By Ted JeoryFORMER EastEnders star Ross Davidson will learn today whether a lengthy operation to remove a brain tumour has been successful.The Frinton actor, best known for playing nurse Andy O'Brien in the long-running BBC soap, said he was nervous ahead of a meeting with cancer specialists tonight, but was hopeful the tumour would prove to be benign.

By Ted Jeory

FORMER EastEnders star Ross Davidson will learn today whether a lengthy operation to remove a brain tumour has been successful.

The Frinton actor, best known for playing nurse Andy O'Brien in the long-running BBC soap, said he was nervous ahead of a meeting with cancer specialists tonight, but was hopeful the tumour would prove to be benign.

Mr Davidson, 55, said he had been terrified he might die after he collapsed with a mini stroke the morning after playing squash a few weeks ago.


You may also want to watch:


He was treated at Colchester General Hospital and Oldchurch Hospital in Romford, where detailed scans revealed he had a brain tumour.

Mr Davidson said his collapse had come “out of the blue”, but believed it could have been triggered after making a heroic citizen's arrest four years ago.

Most Read

“I was up north filming Hollyoaks when I was smashed on the back of the head with a bottle from behind,” he said.

“I got the bloke and arrested him, but it left me with 23 stitches in my neck and eight on my wrist. That was the only real time I can remember my head taking a heavy blow.

“The doctors said they don't know the cause of it, but they don't believe it was playing squash.”

Six hours of surgery has left Mr Davidson with a seven-inch scar on the back of his head and prompted him to re-evaluate his life.

Having been at the forefront of a campaign to save the special needs Leas School in Clacton, where his seven-year-old son Drew goes, Mr Davidson said his family was the most important thing to him.

“I live in a beautiful place and I want to spend more time here. I've been a workaholic over the years, but I don't really have to work any more,” he added.

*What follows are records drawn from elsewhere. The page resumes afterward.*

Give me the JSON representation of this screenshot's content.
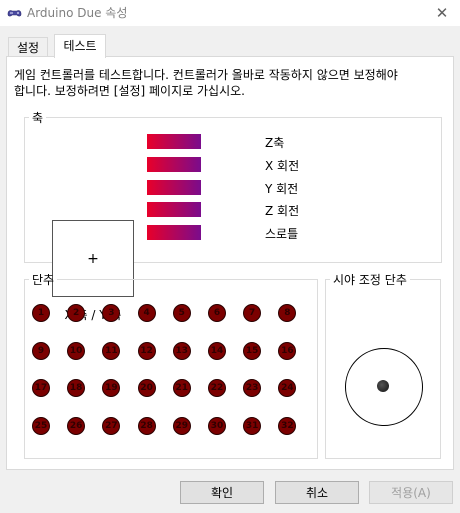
{
  "window": {
    "title": "Arduino Due 속성",
    "close_icon": "close-icon"
  },
  "tabs": [
    {
      "label": "설정",
      "selected": false
    },
    {
      "label": "테스트",
      "selected": true
    }
  ],
  "description": "게임 컨트롤러를 테스트합니다. 컨트롤러가 올바로 작동하지 않으면 보정해야\n합니다. 보정하려면 [설정] 페이지로 가십시오.",
  "axes": {
    "legend": "축",
    "xy_label": "X 축 / Y 축",
    "crosshair": "+",
    "bars": [
      {
        "label": "Z축"
      },
      {
        "label": "X 회전"
      },
      {
        "label": "Y 회전"
      },
      {
        "label": "Z 회전"
      },
      {
        "label": "스로틀"
      }
    ],
    "bar_colors": [
      "#e8002a",
      "#7a0c8c"
    ]
  },
  "buttons_group": {
    "legend": "단추",
    "buttons": [
      "1",
      "2",
      "3",
      "4",
      "5",
      "6",
      "7",
      "8",
      "9",
      "10",
      "11",
      "12",
      "13",
      "14",
      "15",
      "16",
      "17",
      "18",
      "19",
      "20",
      "21",
      "22",
      "23",
      "24",
      "25",
      "26",
      "27",
      "28",
      "29",
      "30",
      "31",
      "32"
    ],
    "color": "#7b0000"
  },
  "pov": {
    "legend": "시야 조정 단추"
  },
  "footer": {
    "ok": "확인",
    "cancel": "취소",
    "apply": "적용(A)"
  }
}
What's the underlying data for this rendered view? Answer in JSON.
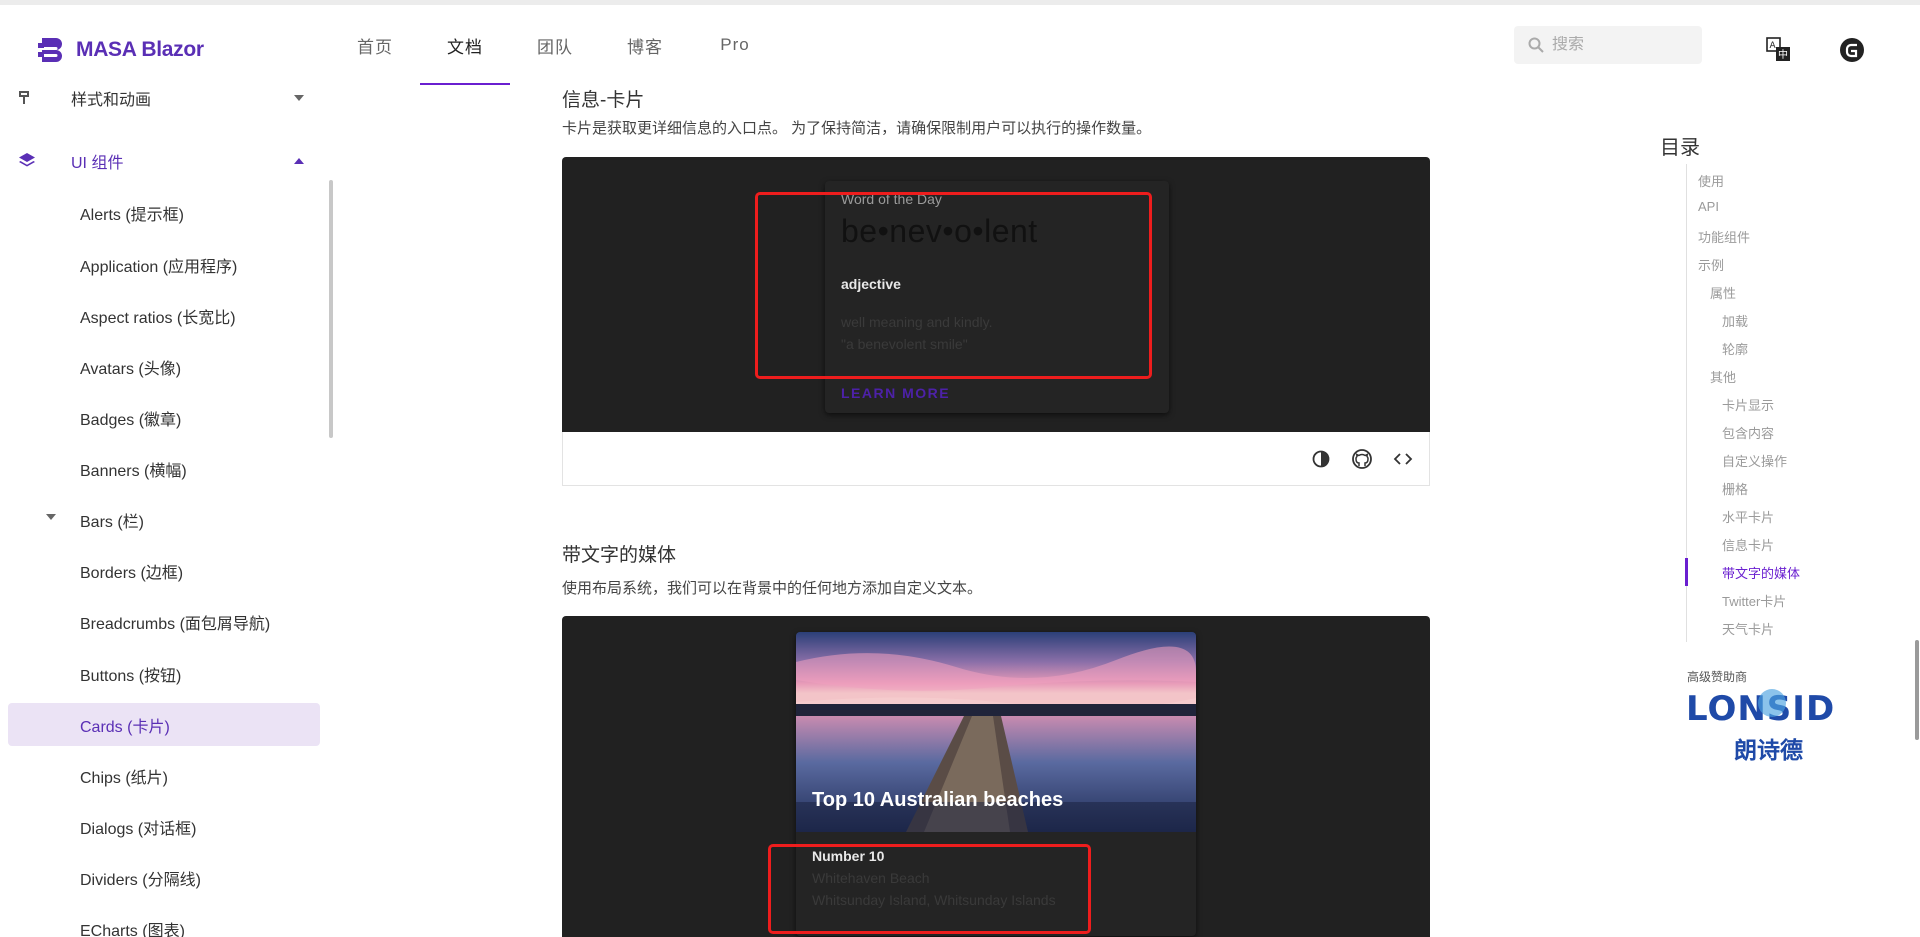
{
  "brand": {
    "name": "MASA Blazor",
    "color": "#5a2fb5",
    "accent": "#6a1fd0"
  },
  "nav": [
    {
      "label": "首页"
    },
    {
      "label": "文档",
      "active": true
    },
    {
      "label": "团队"
    },
    {
      "label": "博客"
    },
    {
      "label": "Pro"
    }
  ],
  "search": {
    "placeholder": "搜索",
    "icon": "search-icon"
  },
  "header_icons": [
    "translate-icon",
    "gitee-icon"
  ],
  "sidebar": {
    "group_prev": {
      "label": "样式和动画",
      "icon": "palette-icon"
    },
    "group": {
      "label": "UI 组件",
      "icon": "layers-icon"
    },
    "items": [
      {
        "label": "Alerts (提示框)"
      },
      {
        "label": "Application (应用程序)"
      },
      {
        "label": "Aspect ratios (长宽比)"
      },
      {
        "label": "Avatars (头像)"
      },
      {
        "label": "Badges (徽章)"
      },
      {
        "label": "Banners (横幅)"
      },
      {
        "label": "Bars (栏)",
        "expandable": true
      },
      {
        "label": "Borders (边框)"
      },
      {
        "label": "Breadcrumbs (面包屑导航)"
      },
      {
        "label": "Buttons (按钮)"
      },
      {
        "label": "Cards (卡片)",
        "active": true
      },
      {
        "label": "Chips (纸片)"
      },
      {
        "label": "Dialogs (对话框)"
      },
      {
        "label": "Dividers (分隔线)"
      },
      {
        "label": "ECharts (图表)"
      }
    ]
  },
  "sections": {
    "info_card": {
      "title": "信息-卡片",
      "desc": "卡片是获取更详细信息的入口点。 为了保持简洁，请确保限制用户可以执行的操作数量。",
      "card": {
        "overline": "Word of the Day",
        "word": "be•nev•o•lent",
        "part_of_speech": "adjective",
        "definition": "well meaning and kindly.",
        "example": "\"a benevolent smile\"",
        "action": "LEARN MORE"
      },
      "toolbar": [
        "theme-toggle-icon",
        "github-icon",
        "code-icon"
      ]
    },
    "media_text": {
      "title": "带文字的媒体",
      "desc": "使用布局系统，我们可以在背景中的任何地方添加自定义文本。",
      "card": {
        "image_title": "Top 10 Australian beaches",
        "subtitle": "Number 10",
        "line1": "Whitehaven Beach",
        "line2": "Whitsunday Island, Whitsunday Islands"
      }
    }
  },
  "toc": {
    "title": "目录",
    "items": [
      {
        "label": "使用",
        "level": 0
      },
      {
        "label": "API",
        "level": 0
      },
      {
        "label": "功能组件",
        "level": 0
      },
      {
        "label": "示例",
        "level": 0
      },
      {
        "label": "属性",
        "level": 1
      },
      {
        "label": "加载",
        "level": 2
      },
      {
        "label": "轮廓",
        "level": 2
      },
      {
        "label": "其他",
        "level": 1
      },
      {
        "label": "卡片显示",
        "level": 2
      },
      {
        "label": "包含内容",
        "level": 2
      },
      {
        "label": "自定义操作",
        "level": 2
      },
      {
        "label": "栅格",
        "level": 2
      },
      {
        "label": "水平卡片",
        "level": 2
      },
      {
        "label": "信息卡片",
        "level": 2
      },
      {
        "label": "带文字的媒体",
        "level": 2,
        "active": true
      },
      {
        "label": "Twitter卡片",
        "level": 2
      },
      {
        "label": "天气卡片",
        "level": 2
      }
    ]
  },
  "sponsor": {
    "label": "高级赞助商",
    "name_en": "LONSID",
    "name_cn": "朗诗德"
  }
}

“I'm strong in myself and I've had friends offering much support. Drew knows I'm ill, but he doesn't really understand the full extent. Life is extremely precious.”

Paul Honywell, chairman of the Leas Parent Action Group, said: “He's an inspiration to us all and the children.

“Only two weeks ago, he was standing protesting outside the school gates with us and talking about his situation.

“He'd been in hospital for a week and was due to go back in on the Monday. He was as cheerful as ever, but I think he was putting a brave face on it.

“He's had quite run of bad luck what with the school saga and now his health - we all wish him the best of luck.”

ted.jeory@eadt.co.uk

Become a Supporter

This newspaper has been a central part of community life for many years. Our industry faces testing times, which is why we're asking for your support. Every contribution will help us continue to produce local journalism that makes a measurable difference to our community.

Become a Supporter